Truck drivers can prevent accidents in the easiest way possible by remaining vigilant and watching for warning indications. However, it is essential to show due regard for the choices made by the residents of the area. It is essential for truck drivers to avoid getting into difficulty. This is important not only for the sake of ensuring that everyone’s voice is heard but also for the safety of the roadways.
In some municipalities, the use of Jake brakes is subject to noise ordinances. Because of this, it’s probable that you’ll come across some signage while you’re in the vicinity of a certain slope or traffic light. If a local government determines that it is necessary to reduce noise pollution for whatever reason, whether it be for the good of the neighborhood or the habitat of animals, a notice will be posted to that effect. For example, when the posted speed limit on a roadway suddenly drops from 55 miles per hour to 30 miles per hour, there may be a sign nearby stating that jake brakes are not allowed. This has caused many truck drivers to lodge complaints about the signs. They are all in agreement that using standard brakes to slow down their enormously massive and heavy trucks is riskier than using other types of brakes. In spite of this, a number of different municipal administrations have voiced their concern about this inconvenience. Arguments concerning truckers’ commitment to safety are frequently successful in swaying boards. In the event that you are ever forced to choose a choice, keep in mind that each viewpoint has compelling arguments. It is important to have this discussion in order to discover a solution that will lead to a compromise.
The wording on the signage varies quite a bit since “Jake brake” is a shorthand for the compression-release engine brake. Here are a few instances of different signs you may encounter prohibiting the use of jake brakes:
Even derivatives of these examples exist. The list of names above is intended to demonstrate how many different names there are.
Jake brakes do not affect the engine when utilized properly. Drivers should check their oil before starting their trip to make sure it is not low. When oil levels are low, using an engine brake can harm the engine. Additionally, truck drivers should wait until the engine has warmed up before applying the engine brake. When a Jake Brake is applied to a cold engine, harm may result. Additionally, it’s crucial that drivers avoid exceeding the engine’s maximum RPM limit by letting the weight of the vehicle accelerate downward.

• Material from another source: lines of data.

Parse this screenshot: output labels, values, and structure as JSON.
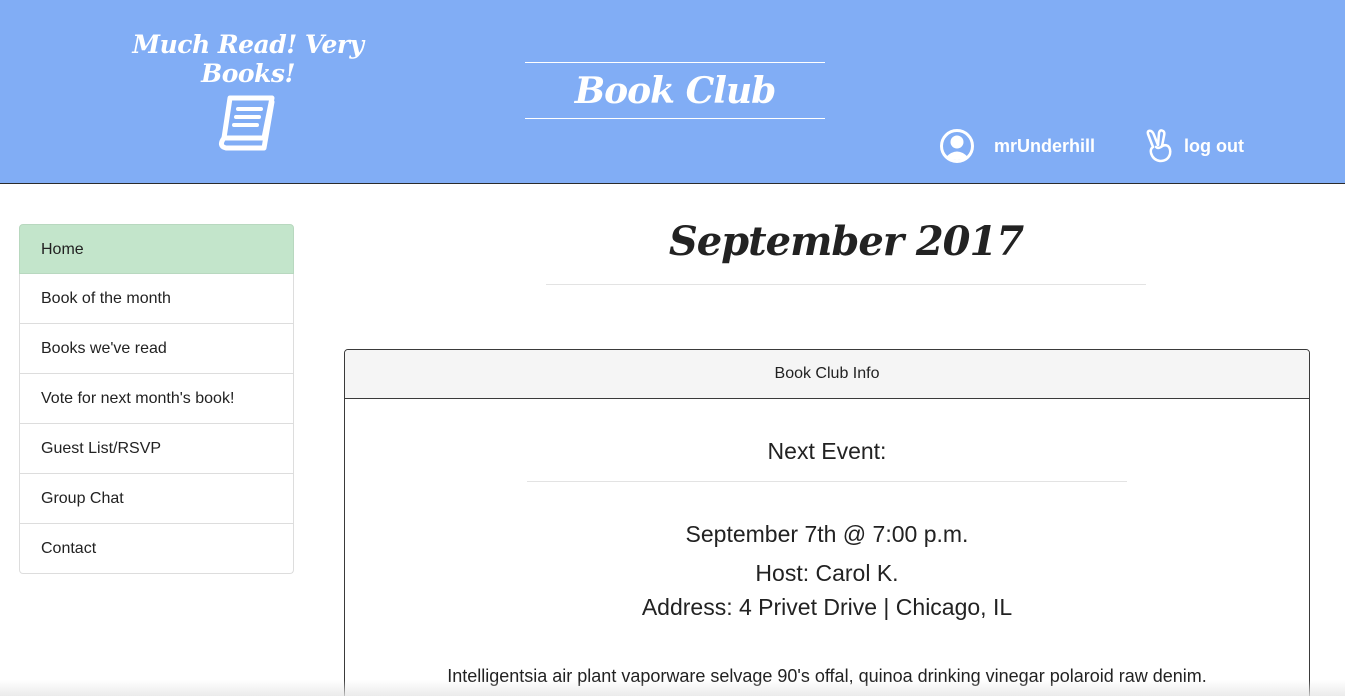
{
  "header": {
    "tagline": "Much Read! Very Books!",
    "site_title": "Book Club",
    "username": "mrUnderhill",
    "logout_label": "log out",
    "background_color": "#81adf5"
  },
  "icons": {
    "logo": "book-icon",
    "user": "user-circle-icon",
    "logout": "peace-hand-icon"
  },
  "sidebar": {
    "items": [
      {
        "label": "Home",
        "active": true
      },
      {
        "label": "Book of the month"
      },
      {
        "label": "Books we've read"
      },
      {
        "label": "Vote for next month's book!"
      },
      {
        "label": "Guest List/RSVP"
      },
      {
        "label": "Group Chat"
      },
      {
        "label": "Contact"
      }
    ],
    "active_color": "#c3e5cb"
  },
  "main": {
    "month_title": "September 2017",
    "panel": {
      "heading": "Book Club Info",
      "next_event_label": "Next Event:",
      "date_time": "September 7th @ 7:00 p.m.",
      "host": "Host: Carol K.",
      "address": "Address: 4 Privet Drive | Chicago, IL",
      "description": "Intelligentsia air plant vaporware selvage 90's offal, quinoa drinking vinegar polaroid raw denim."
    }
  }
}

Jake Brakes that are utilized correctly won’t affect the engine and will increase the lifespan of the service brake shoes.
Many truckers argue over whether Jake Brakes utilize more fuel or not. Despite the different views, it is generally agreed that the fuel waste is worthwhile in order to prevent brake wear.
When using their Jake Brake or service brakes, drivers should avoid making unnecessary stops in order to save gasoline. Unnecessary stops cause the truck’s forward motion to be interrupted, at which point extra gasoline is required. Another simple method of fuel conservation is to coast through stop signs and red lights.
If you have questions or concerns regarding the legality of using compression braking in North Carolina, do not hesitate to contact the experienced trucking attorneys at Tatum & Atkinson, ‘the Heavy Hitters.’ Call (800) 529-0804 or contact us online to schedule your case evaluation today.